If One Citizen Science Project Doesn't Succeed...Try Another!

Photo Courtesy:
Iván Martínez / Wikimedia Commons
Over the weekend ran an interesting article about the citizen science fight against AIDS.  Summarizing a recently published article in Nature Structural and Molecular Biology, it describes how the protein-folding game FoldIt has helped solve the structure of an enzyme important to understanding AIDS and similar diseases.  The protein, a protease in the Mason-Pfizer monkey virus  that plays a key role in it's replication process, works in a similar way to HIV-1 proteases and understanding this structure may be key to understanding HIV replication as well.

The most newsworthy part of this article is obviously the scientific breakthrough.  But there's also a very interesting citizen science story here as two different projects have combined to provide an answer that neither could on its own.
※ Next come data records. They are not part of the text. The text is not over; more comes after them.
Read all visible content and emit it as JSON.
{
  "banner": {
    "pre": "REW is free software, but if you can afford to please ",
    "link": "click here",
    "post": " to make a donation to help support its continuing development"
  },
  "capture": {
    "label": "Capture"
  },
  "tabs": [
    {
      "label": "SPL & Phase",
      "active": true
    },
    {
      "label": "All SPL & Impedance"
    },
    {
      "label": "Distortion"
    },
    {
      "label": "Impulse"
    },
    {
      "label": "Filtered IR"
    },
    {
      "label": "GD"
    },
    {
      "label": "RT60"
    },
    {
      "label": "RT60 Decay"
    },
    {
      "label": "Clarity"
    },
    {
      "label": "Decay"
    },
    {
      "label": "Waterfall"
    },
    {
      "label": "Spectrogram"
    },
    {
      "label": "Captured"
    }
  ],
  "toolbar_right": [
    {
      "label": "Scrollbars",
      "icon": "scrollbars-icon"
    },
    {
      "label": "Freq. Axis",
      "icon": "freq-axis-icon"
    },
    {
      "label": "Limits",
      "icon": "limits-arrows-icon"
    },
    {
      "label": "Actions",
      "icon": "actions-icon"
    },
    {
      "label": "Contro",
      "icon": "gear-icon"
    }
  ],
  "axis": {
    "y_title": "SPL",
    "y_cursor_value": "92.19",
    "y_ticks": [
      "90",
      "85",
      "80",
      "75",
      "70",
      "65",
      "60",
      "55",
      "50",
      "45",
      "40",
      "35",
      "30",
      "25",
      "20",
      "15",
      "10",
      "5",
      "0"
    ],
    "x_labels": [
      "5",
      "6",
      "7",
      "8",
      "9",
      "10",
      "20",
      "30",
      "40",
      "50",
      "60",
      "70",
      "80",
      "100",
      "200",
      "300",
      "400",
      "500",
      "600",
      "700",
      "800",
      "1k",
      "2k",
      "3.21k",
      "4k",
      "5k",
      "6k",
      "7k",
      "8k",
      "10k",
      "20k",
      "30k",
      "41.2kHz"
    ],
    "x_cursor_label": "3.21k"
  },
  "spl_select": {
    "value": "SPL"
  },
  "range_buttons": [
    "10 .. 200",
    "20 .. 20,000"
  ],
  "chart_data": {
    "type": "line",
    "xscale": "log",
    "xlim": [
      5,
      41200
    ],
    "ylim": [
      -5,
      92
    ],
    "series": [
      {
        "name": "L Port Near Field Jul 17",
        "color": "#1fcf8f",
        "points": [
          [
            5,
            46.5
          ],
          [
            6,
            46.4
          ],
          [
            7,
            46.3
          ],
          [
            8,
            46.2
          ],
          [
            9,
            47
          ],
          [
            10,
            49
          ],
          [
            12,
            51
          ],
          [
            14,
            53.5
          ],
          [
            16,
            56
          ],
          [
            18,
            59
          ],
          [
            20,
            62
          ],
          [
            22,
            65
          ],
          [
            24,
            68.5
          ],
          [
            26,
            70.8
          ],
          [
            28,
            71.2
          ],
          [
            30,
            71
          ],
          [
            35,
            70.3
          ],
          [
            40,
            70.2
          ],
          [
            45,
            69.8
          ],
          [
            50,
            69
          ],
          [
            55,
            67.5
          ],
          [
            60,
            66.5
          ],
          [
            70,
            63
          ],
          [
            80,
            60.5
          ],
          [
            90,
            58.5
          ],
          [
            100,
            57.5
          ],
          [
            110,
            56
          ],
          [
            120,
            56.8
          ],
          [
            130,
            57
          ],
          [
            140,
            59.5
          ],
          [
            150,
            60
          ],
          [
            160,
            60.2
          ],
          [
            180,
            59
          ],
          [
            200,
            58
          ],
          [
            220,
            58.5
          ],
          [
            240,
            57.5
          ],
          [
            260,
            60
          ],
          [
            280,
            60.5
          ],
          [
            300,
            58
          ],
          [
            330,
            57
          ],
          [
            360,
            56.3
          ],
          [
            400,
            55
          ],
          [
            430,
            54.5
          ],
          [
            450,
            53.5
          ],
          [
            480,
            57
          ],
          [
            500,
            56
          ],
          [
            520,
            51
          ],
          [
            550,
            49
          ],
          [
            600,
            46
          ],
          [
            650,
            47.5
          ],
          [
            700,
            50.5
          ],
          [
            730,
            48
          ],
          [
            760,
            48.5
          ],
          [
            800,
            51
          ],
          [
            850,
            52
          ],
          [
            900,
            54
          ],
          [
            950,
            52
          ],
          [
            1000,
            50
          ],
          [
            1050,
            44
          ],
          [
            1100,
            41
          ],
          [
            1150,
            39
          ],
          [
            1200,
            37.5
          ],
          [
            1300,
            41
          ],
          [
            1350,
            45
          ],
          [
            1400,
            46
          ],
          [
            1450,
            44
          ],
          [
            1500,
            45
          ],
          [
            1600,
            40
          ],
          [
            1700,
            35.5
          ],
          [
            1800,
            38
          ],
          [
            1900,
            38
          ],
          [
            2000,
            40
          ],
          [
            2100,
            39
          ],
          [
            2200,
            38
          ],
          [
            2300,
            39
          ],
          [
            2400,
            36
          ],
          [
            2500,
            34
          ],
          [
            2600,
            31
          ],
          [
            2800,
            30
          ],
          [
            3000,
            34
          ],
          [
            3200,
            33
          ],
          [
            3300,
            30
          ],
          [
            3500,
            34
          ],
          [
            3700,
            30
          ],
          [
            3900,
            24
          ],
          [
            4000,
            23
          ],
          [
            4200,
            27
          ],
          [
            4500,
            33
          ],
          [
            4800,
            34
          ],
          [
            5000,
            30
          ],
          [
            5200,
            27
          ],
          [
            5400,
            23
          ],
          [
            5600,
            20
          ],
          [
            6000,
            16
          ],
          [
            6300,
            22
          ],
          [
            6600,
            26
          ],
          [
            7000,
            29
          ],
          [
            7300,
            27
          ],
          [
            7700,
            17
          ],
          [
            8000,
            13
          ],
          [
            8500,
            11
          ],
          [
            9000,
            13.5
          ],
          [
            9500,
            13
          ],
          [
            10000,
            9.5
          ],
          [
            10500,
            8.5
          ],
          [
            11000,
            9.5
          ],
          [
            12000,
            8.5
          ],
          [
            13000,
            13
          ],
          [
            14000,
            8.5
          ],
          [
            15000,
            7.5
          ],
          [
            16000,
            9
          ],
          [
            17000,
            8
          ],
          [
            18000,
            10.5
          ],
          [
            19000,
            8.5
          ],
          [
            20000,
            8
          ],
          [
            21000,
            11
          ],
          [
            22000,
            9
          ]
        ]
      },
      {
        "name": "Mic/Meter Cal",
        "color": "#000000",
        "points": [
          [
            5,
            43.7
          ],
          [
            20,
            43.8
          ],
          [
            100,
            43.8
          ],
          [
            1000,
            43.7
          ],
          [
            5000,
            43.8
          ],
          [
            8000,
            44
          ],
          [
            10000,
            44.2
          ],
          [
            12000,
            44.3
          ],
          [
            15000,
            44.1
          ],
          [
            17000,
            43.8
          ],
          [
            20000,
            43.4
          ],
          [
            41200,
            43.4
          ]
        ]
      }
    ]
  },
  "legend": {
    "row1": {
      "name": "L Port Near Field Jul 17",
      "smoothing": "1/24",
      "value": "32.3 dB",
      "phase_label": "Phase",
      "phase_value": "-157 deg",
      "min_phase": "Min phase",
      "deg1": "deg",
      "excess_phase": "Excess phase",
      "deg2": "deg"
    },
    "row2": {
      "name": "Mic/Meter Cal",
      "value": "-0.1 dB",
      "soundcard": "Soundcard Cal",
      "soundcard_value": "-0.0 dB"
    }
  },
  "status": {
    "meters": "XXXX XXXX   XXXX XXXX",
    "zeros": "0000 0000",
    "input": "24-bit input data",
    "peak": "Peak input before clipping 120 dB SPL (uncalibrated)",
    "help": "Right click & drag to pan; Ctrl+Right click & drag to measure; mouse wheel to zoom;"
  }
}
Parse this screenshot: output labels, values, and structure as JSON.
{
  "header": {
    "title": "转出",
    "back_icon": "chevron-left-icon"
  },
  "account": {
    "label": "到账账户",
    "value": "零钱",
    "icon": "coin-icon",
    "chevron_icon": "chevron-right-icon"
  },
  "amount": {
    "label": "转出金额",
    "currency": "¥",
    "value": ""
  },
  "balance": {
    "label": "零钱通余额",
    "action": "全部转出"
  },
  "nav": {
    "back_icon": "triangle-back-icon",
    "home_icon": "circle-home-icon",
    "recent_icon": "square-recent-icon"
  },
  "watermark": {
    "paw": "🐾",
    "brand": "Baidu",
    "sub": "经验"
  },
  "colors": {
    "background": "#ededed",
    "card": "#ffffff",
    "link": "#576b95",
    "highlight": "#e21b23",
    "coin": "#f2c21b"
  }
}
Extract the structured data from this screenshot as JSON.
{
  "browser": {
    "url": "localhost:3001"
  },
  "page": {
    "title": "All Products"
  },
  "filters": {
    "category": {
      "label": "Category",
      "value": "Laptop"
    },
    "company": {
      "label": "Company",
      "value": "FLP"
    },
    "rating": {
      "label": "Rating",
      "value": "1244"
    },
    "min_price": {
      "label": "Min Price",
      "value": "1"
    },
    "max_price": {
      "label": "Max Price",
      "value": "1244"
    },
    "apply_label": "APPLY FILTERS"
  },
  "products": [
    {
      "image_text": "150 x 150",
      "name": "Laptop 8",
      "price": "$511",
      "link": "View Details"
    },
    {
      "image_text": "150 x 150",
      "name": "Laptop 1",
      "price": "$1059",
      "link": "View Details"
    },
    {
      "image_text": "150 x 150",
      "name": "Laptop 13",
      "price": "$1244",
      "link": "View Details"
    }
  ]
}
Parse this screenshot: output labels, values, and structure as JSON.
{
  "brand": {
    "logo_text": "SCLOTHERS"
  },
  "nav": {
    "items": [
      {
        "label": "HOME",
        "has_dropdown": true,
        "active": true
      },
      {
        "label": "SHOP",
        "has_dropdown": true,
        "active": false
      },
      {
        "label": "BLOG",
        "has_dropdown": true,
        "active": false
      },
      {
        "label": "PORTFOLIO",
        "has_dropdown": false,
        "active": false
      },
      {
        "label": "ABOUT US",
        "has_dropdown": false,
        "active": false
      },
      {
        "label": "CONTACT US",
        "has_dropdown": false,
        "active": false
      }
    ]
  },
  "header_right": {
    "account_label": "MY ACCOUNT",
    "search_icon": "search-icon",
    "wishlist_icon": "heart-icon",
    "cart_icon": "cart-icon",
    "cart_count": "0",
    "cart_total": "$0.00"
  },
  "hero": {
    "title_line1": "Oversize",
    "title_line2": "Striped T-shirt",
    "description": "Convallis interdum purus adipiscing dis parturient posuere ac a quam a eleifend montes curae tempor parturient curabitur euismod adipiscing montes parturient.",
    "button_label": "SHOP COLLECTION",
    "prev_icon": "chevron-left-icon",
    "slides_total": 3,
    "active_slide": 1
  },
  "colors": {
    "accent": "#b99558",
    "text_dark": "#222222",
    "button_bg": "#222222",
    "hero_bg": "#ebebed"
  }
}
To investigate the protein's structure researchers initially looked to the Rosetta@Home program for an answer.  This distributed computing project takes data about the molecular make-up of proteins and uses the donated time of distributed computing participants to derive the protein's actual structure.  After much effort the program actually did not came close and provided some key insights into the structure, but an ultimate solution was not found.

That's when the researchers turned to FoldIT.  Starting with five potential solutions from the Rosetta program, they asked volunteers to use their own creativity to finish determining the structure.  This is a key strength of the FoldIt project which turns deriving protein-strucutres into a video game and allows close collaboration between players working on each puzzle.  And so the players solved it in less than ten days.  The credit goes to a team of volunteers who work on each structure independently and then share their results (and insights) with the rest of the team to continue with.  In this case a key insight on the looping structure was made by one member with another following up by incorporating it into another near-solution of their own.  And that's when it all came together.

All this goes to show not just the power of citizen science, but also the importance of using different techniques and the power of individuals working together on a problem.  No one project or volunteer ever identified the structure.  But two projects, the research group, thousands of volunteer computers, and a devoted team of creative game-players, all came together with the answer.

But enough of my take on the article.  Read the article or head straight to the scientific paper itself.  I think you'll find them both very intriguing.

No comments:

Post a Comment